Sainsbury’s has announced proposals to boost its base pay, from £8 per hour to £9.20. This, of course, is important news for the 130,000 people who work there, even if it won’t be welcomed by every one of them, as explored below. But the action Sainsbury’s has taken – and the ways it has outlined to offset it – provide a useful case study in how firms in low-paying sectors are adapting to big changes in the labour market.
First, and although not mentioned explicitly in the press release, the government’s National Living Wage (NLW) is a key factor in this decision. The pay bump puts clear water between Sainsbury’s and the wage floor (£7.83 from next month). Unite have noted, however, that no further pay increase is expected until 2020, eroding that gap. But with the NLW currently on course to be £8.56 in 2020, that gap will persist. And while this moves Sainsbury’s above the real Living Wage – the voluntary one designed to provide a decent standard of living – this year (outside of London), it hasn’t committed to adhering to that benchmark in the years ahead. If pay is frozen till 2020, it’s very likely it will fall behind, unlike other retailers who have become accredited Living Wage employers.
Second, with employment rates at record highs and the ratio of unfulfilled vacancies higher in retail than in most sectors, it may be the case that such a move is necessary to attract and retain staff. Although previous RF analysis found EU migrants comprise just 6 per cent of the retail workforce, question marks over the future immigration regime may also be playing a part in this move.
Third, Sainsbury’s isn’t just raising pay. One of the main questions around the introduction of the NLW has been how affected employers would react. Arguably the simplest approach – employing fewer low-paid people – thankfully doesn’t appear to be widespread. But surveys we’ve conducted with employers suggest a variety of other tactics being used, often in tandem. Sainsbury’s has announced vague “changes to productivity” but have also proposed making roles “streamlined and broader”, and shifting from 22 specific positions to five. In this, it appears to be buying into – at least rhetorically – MIT academic Zeynep Ton’s ‘good jobs strategy’, which advocates a move away from tightly-defined low-productivity jobs that require little training and are often repetitive.
Of course, we can’t say how different any of these roles will be. And with some firms responding to our survey admitting they will just seek to make workers to do more in the same amount of time without new skills or equipment, that’s a far more worrying prospect. But actively considering job design and the kinds of tasks employees have to carry out is welcome.

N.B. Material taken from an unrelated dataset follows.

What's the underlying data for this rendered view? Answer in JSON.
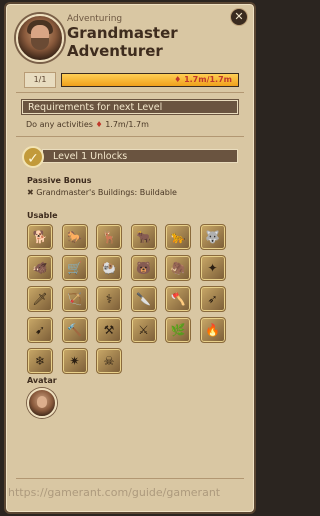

Fourth, there will be other changes that are less welcome for those affected. In a survey as part of our research for the Low Pay Commission, one in six affected employers said they would make changes to other parts of the pay and benefits package. Responses to this included removing paid breaks, bonuses or premium pay for overtime or anti-social hours. Sainsbury’s has opted to do some of these: an end to paid breaks and bonuses, as well as making premium payments “fairer and consistent”. As our analysis in response to the Taylor Review has illustrated, such “perks” are the exception rather than the rule in many low-paying sectors. Time-and-a-half for overtime, for example, is already a rarity with a trend across supermarkets in recent years to boost basic pay while cutting a Sunday premium for example.
Who gains and loses from this sort of move depends on working patterns. We know for instance that 12 per cent of men report doing overtime compared to 7 per cent of women. Sainsbury’s has pledged to top-up the wages of anyone losing out but decisions over such ‘perks’ and their future in a world which focuses on the hourly rate remain hotly debated.
Sainsbury’s will be consulting on these changes over the coming months, but similar discussions will be taking place in firms across the UK as they deal with rising wages, a tight labour market and potential falls in migration. That’s why now is the right moment for the government to take a more active role. The industrial strategy acknowledged the importance of large sectors like retail and hospitality that employ millions of workers, but who often fall outside of traditional discussions of how productivity can be raised. Productivity in these sectors is higher in other countries, so there is obvious room for improvement. And while few firms would welcome direct intervention, support with training, skills, job design and other options available could provide a useful nudge in the right direction, and in the long run benefit both employees and employers.